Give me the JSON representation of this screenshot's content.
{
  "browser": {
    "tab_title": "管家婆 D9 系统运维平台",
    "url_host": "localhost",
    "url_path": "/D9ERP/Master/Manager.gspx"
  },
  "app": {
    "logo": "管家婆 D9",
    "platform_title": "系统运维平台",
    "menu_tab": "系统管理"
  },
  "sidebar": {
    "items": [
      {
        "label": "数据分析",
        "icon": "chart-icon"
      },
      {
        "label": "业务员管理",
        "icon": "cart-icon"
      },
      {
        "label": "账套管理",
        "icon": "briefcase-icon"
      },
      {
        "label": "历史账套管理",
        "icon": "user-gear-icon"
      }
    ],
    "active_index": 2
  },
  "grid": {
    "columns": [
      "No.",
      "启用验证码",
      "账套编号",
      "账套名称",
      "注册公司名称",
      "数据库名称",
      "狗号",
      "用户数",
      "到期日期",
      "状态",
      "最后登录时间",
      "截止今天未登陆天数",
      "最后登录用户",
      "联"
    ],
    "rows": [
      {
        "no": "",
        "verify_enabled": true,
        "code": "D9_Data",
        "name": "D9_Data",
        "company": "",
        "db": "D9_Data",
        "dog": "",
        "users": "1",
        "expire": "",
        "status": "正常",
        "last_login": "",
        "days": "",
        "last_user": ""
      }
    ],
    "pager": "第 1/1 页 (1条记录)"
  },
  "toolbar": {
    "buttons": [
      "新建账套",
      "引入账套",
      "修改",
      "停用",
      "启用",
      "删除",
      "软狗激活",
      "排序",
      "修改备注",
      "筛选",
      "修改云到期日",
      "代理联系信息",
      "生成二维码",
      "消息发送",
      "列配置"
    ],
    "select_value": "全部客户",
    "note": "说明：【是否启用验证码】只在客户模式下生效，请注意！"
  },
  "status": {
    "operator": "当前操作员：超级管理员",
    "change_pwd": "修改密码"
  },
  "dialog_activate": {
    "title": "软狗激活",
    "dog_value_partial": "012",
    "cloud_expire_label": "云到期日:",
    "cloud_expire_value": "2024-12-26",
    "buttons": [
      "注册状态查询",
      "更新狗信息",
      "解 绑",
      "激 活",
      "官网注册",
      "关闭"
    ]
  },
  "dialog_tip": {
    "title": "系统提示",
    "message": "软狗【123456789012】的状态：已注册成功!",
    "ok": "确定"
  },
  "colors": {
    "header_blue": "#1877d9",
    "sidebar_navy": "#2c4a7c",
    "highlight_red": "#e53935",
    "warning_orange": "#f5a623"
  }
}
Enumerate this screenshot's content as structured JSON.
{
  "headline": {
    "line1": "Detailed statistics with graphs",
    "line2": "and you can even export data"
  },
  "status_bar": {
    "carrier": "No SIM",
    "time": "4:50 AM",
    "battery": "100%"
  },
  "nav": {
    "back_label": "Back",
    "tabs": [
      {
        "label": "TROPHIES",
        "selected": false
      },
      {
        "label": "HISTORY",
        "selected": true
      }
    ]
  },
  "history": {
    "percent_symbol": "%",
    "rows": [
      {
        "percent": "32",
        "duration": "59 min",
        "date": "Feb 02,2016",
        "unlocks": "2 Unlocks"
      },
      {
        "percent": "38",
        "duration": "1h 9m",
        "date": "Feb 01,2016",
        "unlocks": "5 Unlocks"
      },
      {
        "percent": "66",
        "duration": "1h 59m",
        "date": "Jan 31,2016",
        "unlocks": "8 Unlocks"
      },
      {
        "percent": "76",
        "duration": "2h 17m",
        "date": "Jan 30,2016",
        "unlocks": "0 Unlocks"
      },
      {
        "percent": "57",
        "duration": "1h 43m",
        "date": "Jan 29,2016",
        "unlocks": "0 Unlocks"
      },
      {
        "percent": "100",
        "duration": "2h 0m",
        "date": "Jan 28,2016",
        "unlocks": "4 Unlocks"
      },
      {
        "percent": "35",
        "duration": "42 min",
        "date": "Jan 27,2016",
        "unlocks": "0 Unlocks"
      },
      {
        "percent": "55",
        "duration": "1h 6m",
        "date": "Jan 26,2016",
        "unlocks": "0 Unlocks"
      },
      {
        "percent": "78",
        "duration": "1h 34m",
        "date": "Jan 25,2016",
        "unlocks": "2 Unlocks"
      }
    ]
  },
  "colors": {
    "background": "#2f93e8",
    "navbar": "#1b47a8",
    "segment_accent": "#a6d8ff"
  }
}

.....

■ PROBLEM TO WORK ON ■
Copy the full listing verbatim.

■ OUTPUT BELOW ■
Give me the JSON representation of this screenshot's content.
{
  "browser": {
    "tab_title": "管家婆 D9 系统运维平台",
    "url_host": "localhost",
    "url_path": "/D9ERP/Master/Manager.gspx"
  },
  "app": {
    "logo": "管家婆 D9",
    "platform_title": "系统运维平台",
    "menu_tab": "系统管理"
  },
  "sidebar": {
    "items": [
      {
        "label": "数据分析",
        "icon": "chart-icon"
      },
      {
        "label": "业务员管理",
        "icon": "cart-icon"
      },
      {
        "label": "账套管理",
        "icon": "briefcase-icon"
      },
      {
        "label": "历史账套管理",
        "icon": "user-gear-icon"
      }
    ],
    "active_index": 2
  },
  "grid": {
    "columns": [
      "No.",
      "启用验证码",
      "账套编号",
      "账套名称",
      "注册公司名称",
      "数据库名称",
      "狗号",
      "用户数",
      "到期日期",
      "状态",
      "最后登录时间",
      "截止今天未登陆天数",
      "最后登录用户",
      "联"
    ],
    "rows": [
      {
        "no": "",
        "verify_enabled": true,
        "code": "D9_Data",
        "name": "D9_Data",
        "company": "",
        "db": "D9_Data",
        "dog": "",
        "users": "1",
        "expire": "",
        "status": "正常",
        "last_login": "",
        "days": "",
        "last_user": ""
      }
    ],
    "pager": "第 1/1 页 (1条记录)"
  },
  "toolbar": {
    "buttons": [
      "新建账套",
      "引入账套",
      "修改",
      "停用",
      "启用",
      "删除",
      "软狗激活",
      "排序",
      "修改备注",
      "筛选",
      "修改云到期日",
      "代理联系信息",
      "生成二维码",
      "消息发送",
      "列配置"
    ],
    "select_value": "全部客户",
    "note": "说明：【是否启用验证码】只在客户模式下生效，请注意！"
  },
  "status": {
    "operator": "当前操作员：超级管理员",
    "change_pwd": "修改密码"
  },
  "dialog_activate": {
    "title": "软狗激活",
    "dog_value_partial": "012",
    "cloud_expire_label": "云到期日:",
    "cloud_expire_value": "2024-12-26",
    "buttons": [
      "注册状态查询",
      "更新狗信息",
      "解 绑",
      "激 活",
      "官网注册",
      "关闭"
    ]
  },
  "dialog_tip": {
    "title": "系统提示",
    "message": "软狗【123456789012】的状态：已注册成功!",
    "ok": "确定"
  },
  "colors": {
    "header_blue": "#1877d9",
    "sidebar_navy": "#2c4a7c",
    "highlight_red": "#e53935",
    "warning_orange": "#f5a623"
  }
}
Enumerate this screenshot's content as structured JSON.
{
  "headline": {
    "line1": "Detailed statistics with graphs",
    "line2": "and you can even export data"
  },
  "status_bar": {
    "carrier": "No SIM",
    "time": "4:50 AM",
    "battery": "100%"
  },
  "nav": {
    "back_label": "Back",
    "tabs": [
      {
        "label": "TROPHIES",
        "selected": false
      },
      {
        "label": "HISTORY",
        "selected": true
      }
    ]
  },
  "history": {
    "percent_symbol": "%",
    "rows": [
      {
        "percent": "32",
        "duration": "59 min",
        "date": "Feb 02,2016",
        "unlocks": "2 Unlocks"
      },
      {
        "percent": "38",
        "duration": "1h 9m",
        "date": "Feb 01,2016",
        "unlocks": "5 Unlocks"
      },
      {
        "percent": "66",
        "duration": "1h 59m",
        "date": "Jan 31,2016",
        "unlocks": "8 Unlocks"
      },
      {
        "percent": "76",
        "duration": "2h 17m",
        "date": "Jan 30,2016",
        "unlocks": "0 Unlocks"
      },
      {
        "percent": "57",
        "duration": "1h 43m",
        "date": "Jan 29,2016",
        "unlocks": "0 Unlocks"
      },
      {
        "percent": "100",
        "duration": "2h 0m",
        "date": "Jan 28,2016",
        "unlocks": "4 Unlocks"
      },
      {
        "percent": "35",
        "duration": "42 min",
        "date": "Jan 27,2016",
        "unlocks": "0 Unlocks"
      },
      {
        "percent": "55",
        "duration": "1h 6m",
        "date": "Jan 26,2016",
        "unlocks": "0 Unlocks"
      },
      {
        "percent": "78",
        "duration": "1h 34m",
        "date": "Jan 25,2016",
        "unlocks": "2 Unlocks"
      }
    ]
  },
  "colors": {
    "background": "#2f93e8",
    "navbar": "#1b47a8",
    "segment_accent": "#a6d8ff"
  }
}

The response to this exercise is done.